TASK GOAL » Your answer must be every line of the data that contains "placeholder".

ENTRIES SHOWN »
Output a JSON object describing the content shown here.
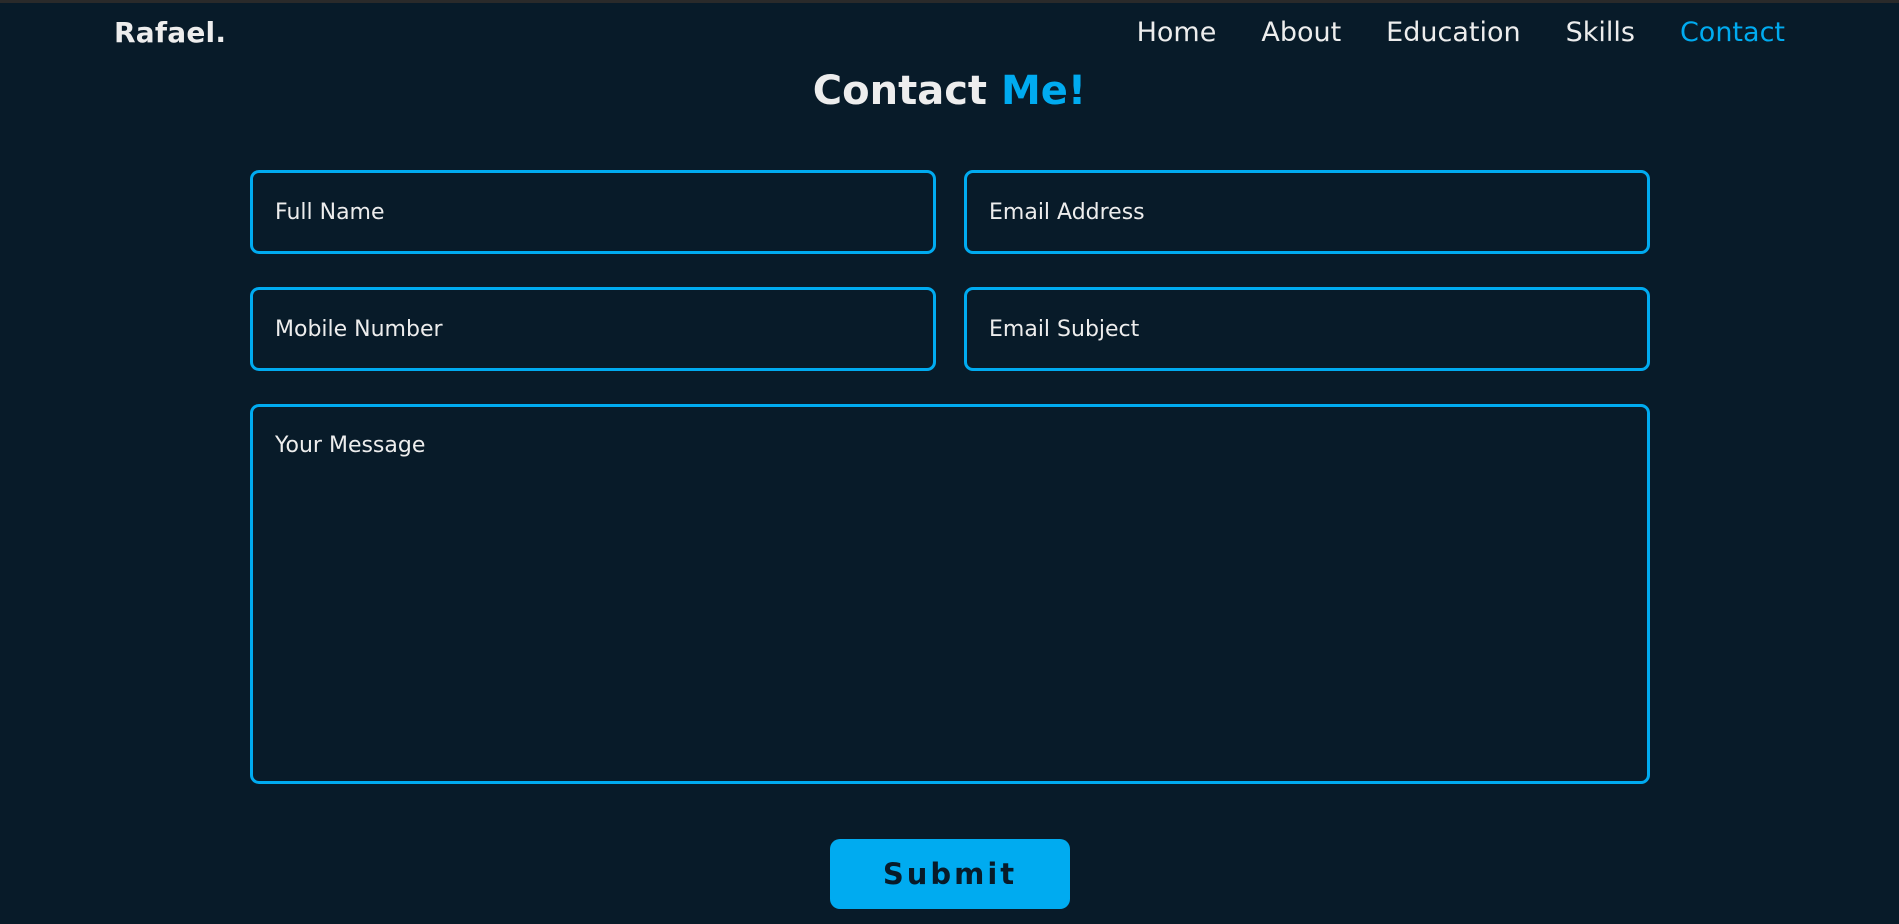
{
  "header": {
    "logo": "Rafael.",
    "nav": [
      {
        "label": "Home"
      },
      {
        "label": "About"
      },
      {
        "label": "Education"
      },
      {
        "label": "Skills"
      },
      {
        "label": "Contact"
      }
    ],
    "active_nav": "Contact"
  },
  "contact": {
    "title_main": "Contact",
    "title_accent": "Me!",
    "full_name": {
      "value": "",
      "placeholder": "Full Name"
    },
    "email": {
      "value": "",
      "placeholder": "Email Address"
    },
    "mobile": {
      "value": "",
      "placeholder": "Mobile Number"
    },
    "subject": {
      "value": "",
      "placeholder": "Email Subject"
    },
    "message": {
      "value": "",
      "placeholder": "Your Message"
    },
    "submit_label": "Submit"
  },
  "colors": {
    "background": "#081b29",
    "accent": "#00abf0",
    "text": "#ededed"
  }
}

RESULT OF THE TASK »
      "placeholder": "Full Name"
      "placeholder": "Email Address"
      "placeholder": "Mobile Number"
      "placeholder": "Email Subject"
      "placeholder": "Your Message"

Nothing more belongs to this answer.